The above scores are six months (and one brutal winter) after the in-office procedure despite having young children at home.
In a previous post, I mentioned another minimally invasive sinus dilation tool. It has now been cleared for use by the FDA in the US. The Vent-OS takes balloon dilation to a gentle place. By allowing slow dilation over an hour, the company proclaims it is less painful and better tolerated by patients.
The question is really the utility of this device. Its current clearance is for the maxillary sinus and does not address any other sinuses at this time. I’m not sure how helpful this is in the clinical setting, whereby there are multiple sinuses that need to be addressed. Also, in my experience, I perform balloon sinus dilation in the office under purely local anesthesia. I, unlike some others in my field, have not felt the need to add anxiolytics and other drugs which may add risk to the procedure. Will this system be just a one trick pony with limited use or will it develop into other products which will allow the clinician to address other sinuses like the balloon tools currently available? Only time will tell.

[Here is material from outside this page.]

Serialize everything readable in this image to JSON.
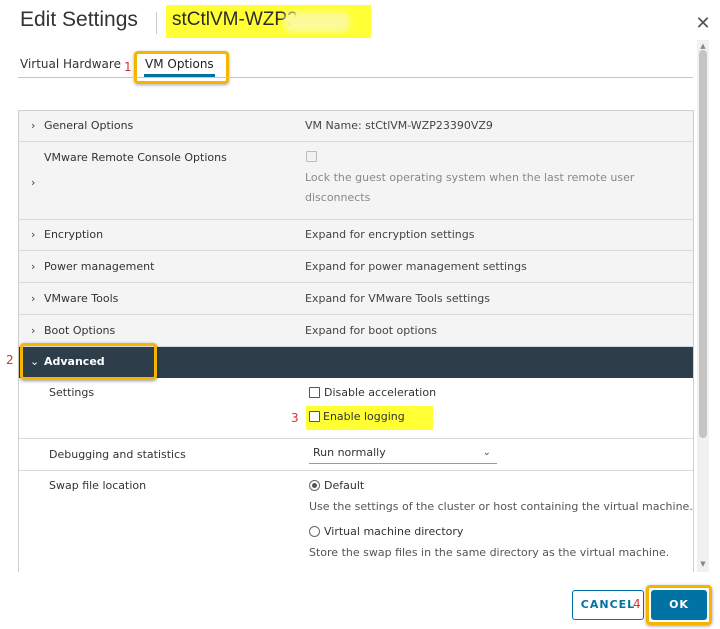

Hear about other patients’ experiences with Balloon Sinuplasty™ [ click here ]